Ein Avdat is undoubtedly one of Israel’s most striking and beautiful sites. Set within the incredible landscape of the Zin Valley in the center of Israel’s Negev Desert, Ein Avdat National Park offers spectacular panoramas and enchanted hikes through the incredible desert scenery. The spectacular canyon is the result of power of the waters at Ein Avdat (the Avdat spring). It forms part of the longest wadi in the Negev, the Zin Valley, which stretches over 60km and attracts visitors from across the country.



Mitzpe Ramon sits on the northern cliff of the Ramon crater providing breathtaking views of the crater; the largest in the world at over 400 meters deep (over 4 football fields), 40 km (24 miles) long and 9 km (5.5 miles) wide.  The crater is the result of millions of years of water erosion and climate change beginning from a time when oceans covered the now desert area.

Today the crater and surrounding area form the largest National park in Israel called the Ramon Nature reserve. 



The Sea of Galilee (the Kinneret) is a magnificent geographical marvel surrounded by pretty rural agricultural settlements and also Israel's largest fresh water reservoir. Famous because of its prominence among New Testament writings (as is the whole of the Galilee as the place Jesus lived), the Sea of Galilee is one of the earliest settled areas in the Land of Israel and boasts archaeological ruins sitting alongside some of the first pioneering settlements in Israel, as well as religious sites, modern cities, and endless outdoor pursuits.




Akko (Acre) represents tumultuous the history of the Land of Israel possibly better than any other city in the country. Akko is a city that has been shaped by the Romans, Ottomans, Crusaders, Mamelukes, Byzantines, and British, and fittingly is today home to a brilliantly coexistent mixed population of Jews, Christians and Muslims. The Old City of Akko is a UNESCO World Heritage Site and one of the oldest ports in the world, and the city is also home to part of the Bahai World Center (the other part being in Haifa), another UNESCO World Heritage Site. 

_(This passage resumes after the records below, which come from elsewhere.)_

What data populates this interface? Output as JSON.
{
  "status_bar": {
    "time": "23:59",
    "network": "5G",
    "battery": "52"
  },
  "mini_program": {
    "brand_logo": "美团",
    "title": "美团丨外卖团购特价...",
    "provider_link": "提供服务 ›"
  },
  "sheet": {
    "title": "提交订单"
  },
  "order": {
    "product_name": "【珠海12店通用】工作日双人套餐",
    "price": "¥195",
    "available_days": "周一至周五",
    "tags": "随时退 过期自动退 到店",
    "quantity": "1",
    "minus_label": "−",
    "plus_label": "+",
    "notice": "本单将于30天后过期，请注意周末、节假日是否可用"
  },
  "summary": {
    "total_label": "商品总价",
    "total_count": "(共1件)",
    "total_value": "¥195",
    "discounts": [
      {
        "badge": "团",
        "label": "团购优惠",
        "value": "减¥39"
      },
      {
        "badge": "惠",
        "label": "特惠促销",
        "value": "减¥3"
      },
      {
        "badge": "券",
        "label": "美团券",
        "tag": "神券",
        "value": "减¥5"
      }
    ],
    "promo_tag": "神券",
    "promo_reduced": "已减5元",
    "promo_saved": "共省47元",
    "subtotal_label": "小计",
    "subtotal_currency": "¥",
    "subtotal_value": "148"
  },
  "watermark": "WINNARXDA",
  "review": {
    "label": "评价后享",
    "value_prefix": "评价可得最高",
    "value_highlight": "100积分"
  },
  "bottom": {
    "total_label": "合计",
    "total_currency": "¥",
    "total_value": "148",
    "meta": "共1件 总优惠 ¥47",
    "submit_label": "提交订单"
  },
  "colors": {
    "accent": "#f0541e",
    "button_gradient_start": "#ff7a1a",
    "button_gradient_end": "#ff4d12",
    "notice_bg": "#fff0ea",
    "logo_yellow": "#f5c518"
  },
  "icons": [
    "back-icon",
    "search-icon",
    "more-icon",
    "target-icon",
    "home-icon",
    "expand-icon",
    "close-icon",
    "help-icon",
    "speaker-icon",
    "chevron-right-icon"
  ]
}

Zichron Yaakov is one of the first ‘modern’ settlements in Israel. Located upon Mount Carmel, with magnificent views across the Coastal Plain to the Mediterranean, the town was founded in 1882 by 100 Jewish pioneers, returning to their Biblical homeland from Romania. Today, the town is a big tourist center – its quaint main shopping street is lined with cafes which sit alongside historic buildings, whilst the town is also famous for the Carmel Winery, one of Israel’s top vineyards which is located here.

Photos courtesy

1. Tel Aviv - photo taken by Zoli Keller

2. Jerusalem - www.goisrael.com, photo taken by Noam Chen

3. Masada - photo taken by Rachel Suranyi

4. Dead Sea - www.goisrael.com

5. Haifa - photo taken by Zoli Keller

6. Ein Avdat - photo taken by Zoli Keller

7. Mitzpe Ramon - photo taken by Gabi Berger

8. Sea of Galilee - www.goisrael.com

9. Akko - photo taken by Zoli Keller

10. Zichron Yaakov - photo taken by Zoli Keller



The lively “Capital of the North”, Haifa is Israel’s third largest city and by far one of its most exciting.

Haifa is one of the largest industrial centers in Israel and also a hub for transport, trade, shipping and tourism.   The city has institutions for higher education and scientific research, theater, auditoriums, museums and many varied cultural and recreational facilities.  The city sits at the foot of the Carmel Mountains, on its Eastern, Northern and Western slopes on the top of the range and around the bay area.

In recent years Haifa has shifted its economy from heavy industry to tech. This culminated in 2004 when two professors at Haifa’s Technion were awarded the Nobel Prize for chemistry after describing the manner in which cells destroy unwanted proteins.